First question: What is topology?

You have probably heard the term topology before, whether it was in a GIS course where the instruction lightly glazed over the topic, or in a geometry/mathematics course.

Technically speaking, topology is a field of mathematics/geometry/graph theory, that studies how the properties of a shape remain under a number of different transformations, like bending, stretching, or twisting.   The field of topology is well established within mathematics and far more complicated than I wish to get in this post.

Second question: How does topology relate to GIS and spatial analysis?

Spatial analysis is at its core an analysis of shapes in space.  Geospatial topology is used to determine and preserve the relationships between shapes in the vector data model.

The GIS software we use for analysis and data storage incorporates a set of “topological rules” to define how vector objects are stored and how they can interact with each other.  These rules can dictate how nodes interact within a network, how the edges or faces of polygons coexist, or how points are organized across space.

Back in the “olden-days” (which was before “my time”) GIS users, particularly ArcInfo users, were well versed in geospatial topology because of the coverage.  The coverage data model, a precursor to today’s ubiquitous shapefile format, was unique in that topology was stored within the file.  This data format allowed users a certain set of controls to the spatial relationships within the dataset that later went away with the shapefile.  The shapefile is not a topologically valid dataset, as geometric relationships are not enforced.  For example, how may of you have downloaded (or bought) a shapefile from a data provider and it was FULL of slivers?
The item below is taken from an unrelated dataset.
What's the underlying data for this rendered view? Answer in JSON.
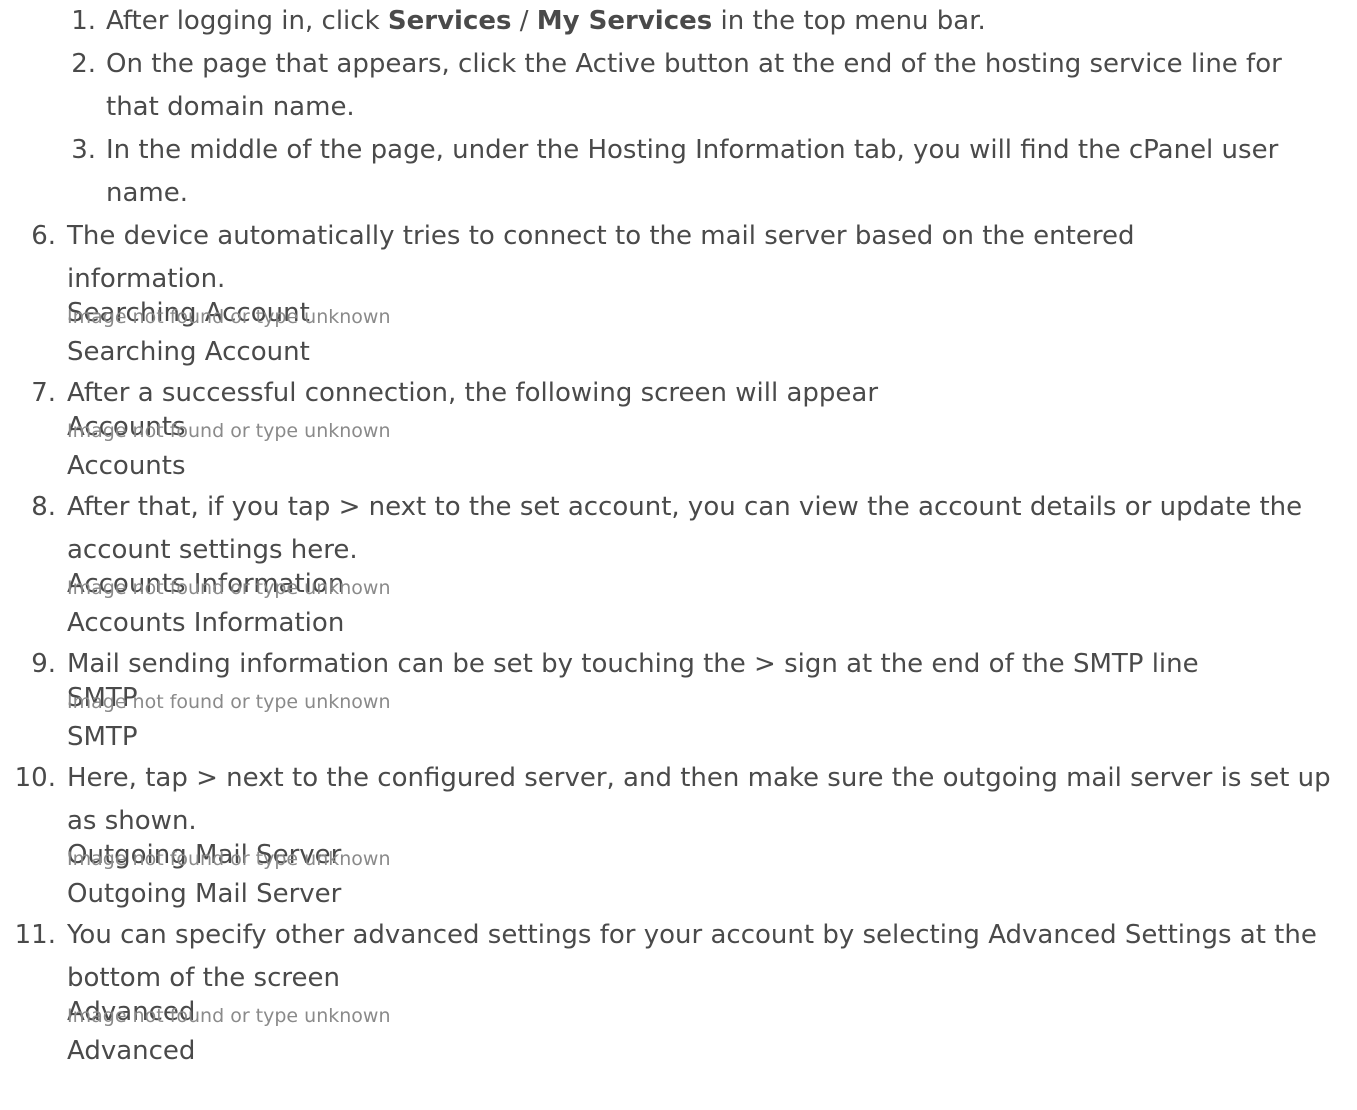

In the Esri world geospatial topology came back with the geodatabase, and has been incorporated into a number of other geospatial data formats including spatial databases supported by Oracle, PostGIS (2.0) and SpatiaLite.

Today, topology is important in geodatabase design (for those who pay attention to it!), and data creation/editing.  By understanding the set of geospatial topology rules and creating topologically sound data, the user can have a level of trust in their data during analysis.

 Additional Resources:

Esri white paper on GIS topology 

PostGIS Topology

PostGIS 2.0 Topology Support

Oracle Topology Data Model

Vector topology in GRASS

Esri Coverage Topology

Esri Geodatabase Topology

Real topology

Vector topology cleaning with Quantum and GRASS – youtube vid

GISDoctor Spatial Analysis Post Series

There once was a well know GIS blog post that compared geographic information systems to word processors.  No matter what you think about the post we will always need people who are skilled at “writing” and have something to “write” about.

As I have said before, and will say again, if you are using GIS technologies you should have a grasp on the fundamentals.  You wouldn’t write a paper or a report without a grasp on the basics of the topic or without a knowledge of writing in general.  So, to improve the world’s GIS grammar (or at least my own), I will be posting a number of spatial analysis related topics over the course of the next few months.  Here are a few of the topics I will cover:

  • Data classification schemes
  • Understanding spatial random samples
  • Topology, from a spatial point of view
  • The basics of projections
  • Avoiding false accuracy
  • Using root mean square
  • Geary’s c and Moran’s I
  • The First Law of Geography
  • Spatial autocorrelation
  • and many more…

I’ll use a variety of software, data, and problems to explain these topics, in order to expose the reader to the broad language of GIS.